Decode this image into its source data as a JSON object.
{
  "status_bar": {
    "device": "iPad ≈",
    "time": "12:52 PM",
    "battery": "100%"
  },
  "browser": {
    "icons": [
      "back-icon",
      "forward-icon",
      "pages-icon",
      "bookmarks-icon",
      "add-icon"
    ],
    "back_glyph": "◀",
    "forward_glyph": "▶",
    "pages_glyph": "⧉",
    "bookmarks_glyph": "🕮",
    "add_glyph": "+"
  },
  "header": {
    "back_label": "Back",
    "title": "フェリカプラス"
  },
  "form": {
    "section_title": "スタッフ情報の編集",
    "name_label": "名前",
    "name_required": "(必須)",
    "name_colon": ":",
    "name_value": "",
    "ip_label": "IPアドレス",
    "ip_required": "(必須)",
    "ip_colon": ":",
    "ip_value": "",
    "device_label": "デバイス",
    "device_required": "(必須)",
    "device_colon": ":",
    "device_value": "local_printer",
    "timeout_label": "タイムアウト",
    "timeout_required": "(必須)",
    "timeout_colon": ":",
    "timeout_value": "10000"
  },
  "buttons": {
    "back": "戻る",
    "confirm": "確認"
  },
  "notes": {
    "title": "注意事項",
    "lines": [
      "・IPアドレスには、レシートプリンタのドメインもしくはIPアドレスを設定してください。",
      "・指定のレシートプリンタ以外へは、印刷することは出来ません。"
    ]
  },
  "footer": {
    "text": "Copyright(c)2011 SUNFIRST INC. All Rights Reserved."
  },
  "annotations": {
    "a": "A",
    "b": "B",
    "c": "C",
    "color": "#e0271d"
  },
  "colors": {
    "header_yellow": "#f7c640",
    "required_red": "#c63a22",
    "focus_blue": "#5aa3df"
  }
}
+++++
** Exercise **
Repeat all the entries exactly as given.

** Task solution **
Decode this image into its source data as a JSON object.
{
  "status_bar": {
    "device": "iPad ≈",
    "time": "12:52 PM",
    "battery": "100%"
  },
  "browser": {
    "icons": [
      "back-icon",
      "forward-icon",
      "pages-icon",
      "bookmarks-icon",
      "add-icon"
    ],
    "back_glyph": "◀",
    "forward_glyph": "▶",
    "pages_glyph": "⧉",
    "bookmarks_glyph": "🕮",
    "add_glyph": "+"
  },
  "header": {
    "back_label": "Back",
    "title": "フェリカプラス"
  },
  "form": {
    "section_title": "スタッフ情報の編集",
    "name_label": "名前",
    "name_required": "(必須)",
    "name_colon": ":",
    "name_value": "",
    "ip_label": "IPアドレス",
    "ip_required": "(必須)",
    "ip_colon": ":",
    "ip_value": "",
    "device_label": "デバイス",
    "device_required": "(必須)",
    "device_colon": ":",
    "device_value": "local_printer",
    "timeout_label": "タイムアウト",
    "timeout_required": "(必須)",
    "timeout_colon": ":",
    "timeout_value": "10000"
  },
  "buttons": {
    "back": "戻る",
    "confirm": "確認"
  },
  "notes": {
    "title": "注意事項",
    "lines": [
      "・IPアドレスには、レシートプリンタのドメインもしくはIPアドレスを設定してください。",
      "・指定のレシートプリンタ以外へは、印刷することは出来ません。"
    ]
  },
  "footer": {
    "text": "Copyright(c)2011 SUNFIRST INC. All Rights Reserved."
  },
  "annotations": {
    "a": "A",
    "b": "B",
    "c": "C",
    "color": "#e0271d"
  },
  "colors": {
    "header_yellow": "#f7c640",
    "required_red": "#c63a22",
    "focus_blue": "#5aa3df"
  }
}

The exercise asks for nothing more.